**WORK ORDER**
All entries that follow are to be written out verbatim.

◆ ◆ ◆ ◆ ◆

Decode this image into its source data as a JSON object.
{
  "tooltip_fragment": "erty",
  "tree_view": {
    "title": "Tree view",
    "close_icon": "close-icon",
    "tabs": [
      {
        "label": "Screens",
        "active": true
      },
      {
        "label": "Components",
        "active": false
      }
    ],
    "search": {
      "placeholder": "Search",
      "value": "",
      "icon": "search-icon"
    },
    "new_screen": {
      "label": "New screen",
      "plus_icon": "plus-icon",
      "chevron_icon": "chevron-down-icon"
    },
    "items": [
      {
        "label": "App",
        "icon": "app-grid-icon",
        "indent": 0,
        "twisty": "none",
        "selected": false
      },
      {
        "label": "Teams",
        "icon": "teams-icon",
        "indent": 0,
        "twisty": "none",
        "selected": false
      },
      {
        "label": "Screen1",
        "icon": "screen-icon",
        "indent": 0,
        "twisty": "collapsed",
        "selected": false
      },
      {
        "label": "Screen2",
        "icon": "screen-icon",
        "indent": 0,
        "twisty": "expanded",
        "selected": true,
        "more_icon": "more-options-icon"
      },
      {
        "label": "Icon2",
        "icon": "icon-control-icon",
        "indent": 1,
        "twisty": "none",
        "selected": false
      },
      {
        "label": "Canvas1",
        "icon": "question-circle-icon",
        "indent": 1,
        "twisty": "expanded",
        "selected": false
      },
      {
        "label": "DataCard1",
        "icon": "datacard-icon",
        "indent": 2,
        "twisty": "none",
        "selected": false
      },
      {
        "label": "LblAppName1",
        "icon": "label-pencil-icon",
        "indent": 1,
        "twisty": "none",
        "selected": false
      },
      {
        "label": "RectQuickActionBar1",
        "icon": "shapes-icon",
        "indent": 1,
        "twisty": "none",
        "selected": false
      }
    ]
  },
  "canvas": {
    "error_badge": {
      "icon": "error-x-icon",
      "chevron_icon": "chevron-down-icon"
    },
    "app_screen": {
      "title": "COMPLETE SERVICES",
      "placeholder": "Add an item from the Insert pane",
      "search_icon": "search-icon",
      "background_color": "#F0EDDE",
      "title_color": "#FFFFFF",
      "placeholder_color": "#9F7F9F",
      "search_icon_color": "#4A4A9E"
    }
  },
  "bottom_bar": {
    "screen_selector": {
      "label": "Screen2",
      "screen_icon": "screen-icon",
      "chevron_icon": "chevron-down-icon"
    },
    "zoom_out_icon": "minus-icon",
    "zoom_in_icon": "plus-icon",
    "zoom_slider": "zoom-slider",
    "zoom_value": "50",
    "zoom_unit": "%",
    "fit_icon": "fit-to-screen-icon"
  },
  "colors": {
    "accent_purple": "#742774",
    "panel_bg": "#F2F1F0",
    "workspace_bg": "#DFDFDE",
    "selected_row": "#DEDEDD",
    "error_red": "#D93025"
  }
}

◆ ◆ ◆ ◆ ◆

**SOLUTION FOR THIS EXERCISE**
Decode this image into its source data as a JSON object.
{
  "tooltip_fragment": "erty",
  "tree_view": {
    "title": "Tree view",
    "close_icon": "close-icon",
    "tabs": [
      {
        "label": "Screens",
        "active": true
      },
      {
        "label": "Components",
        "active": false
      }
    ],
    "search": {
      "placeholder": "Search",
      "value": "",
      "icon": "search-icon"
    },
    "new_screen": {
      "label": "New screen",
      "plus_icon": "plus-icon",
      "chevron_icon": "chevron-down-icon"
    },
    "items": [
      {
        "label": "App",
        "icon": "app-grid-icon",
        "indent": 0,
        "twisty": "none",
        "selected": false
      },
      {
        "label": "Teams",
        "icon": "teams-icon",
        "indent": 0,
        "twisty": "none",
        "selected": false
      },
      {
        "label": "Screen1",
        "icon": "screen-icon",
        "indent": 0,
        "twisty": "collapsed",
        "selected": false
      },
      {
        "label": "Screen2",
        "icon": "screen-icon",
        "indent": 0,
        "twisty": "expanded",
        "selected": true,
        "more_icon": "more-options-icon"
      },
      {
        "label": "Icon2",
        "icon": "icon-control-icon",
        "indent": 1,
        "twisty": "none",
        "selected": false
      },
      {
        "label": "Canvas1",
        "icon": "question-circle-icon",
        "indent": 1,
        "twisty": "expanded",
        "selected": false
      },
      {
        "label": "DataCard1",
        "icon": "datacard-icon",
        "indent": 2,
        "twisty": "none",
        "selected": false
      },
      {
        "label": "LblAppName1",
        "icon": "label-pencil-icon",
        "indent": 1,
        "twisty": "none",
        "selected": false
      },
      {
        "label": "RectQuickActionBar1",
        "icon": "shapes-icon",
        "indent": 1,
        "twisty": "none",
        "selected": false
      }
    ]
  },
  "canvas": {
    "error_badge": {
      "icon": "error-x-icon",
      "chevron_icon": "chevron-down-icon"
    },
    "app_screen": {
      "title": "COMPLETE SERVICES",
      "placeholder": "Add an item from the Insert pane",
      "search_icon": "search-icon",
      "background_color": "#F0EDDE",
      "title_color": "#FFFFFF",
      "placeholder_color": "#9F7F9F",
      "search_icon_color": "#4A4A9E"
    }
  },
  "bottom_bar": {
    "screen_selector": {
      "label": "Screen2",
      "screen_icon": "screen-icon",
      "chevron_icon": "chevron-down-icon"
    },
    "zoom_out_icon": "minus-icon",
    "zoom_in_icon": "plus-icon",
    "zoom_slider": "zoom-slider",
    "zoom_value": "50",
    "zoom_unit": "%",
    "fit_icon": "fit-to-screen-icon"
  },
  "colors": {
    "accent_purple": "#742774",
    "panel_bg": "#F2F1F0",
    "workspace_bg": "#DFDFDE",
    "selected_row": "#DEDEDD",
    "error_red": "#D93025"
  }
}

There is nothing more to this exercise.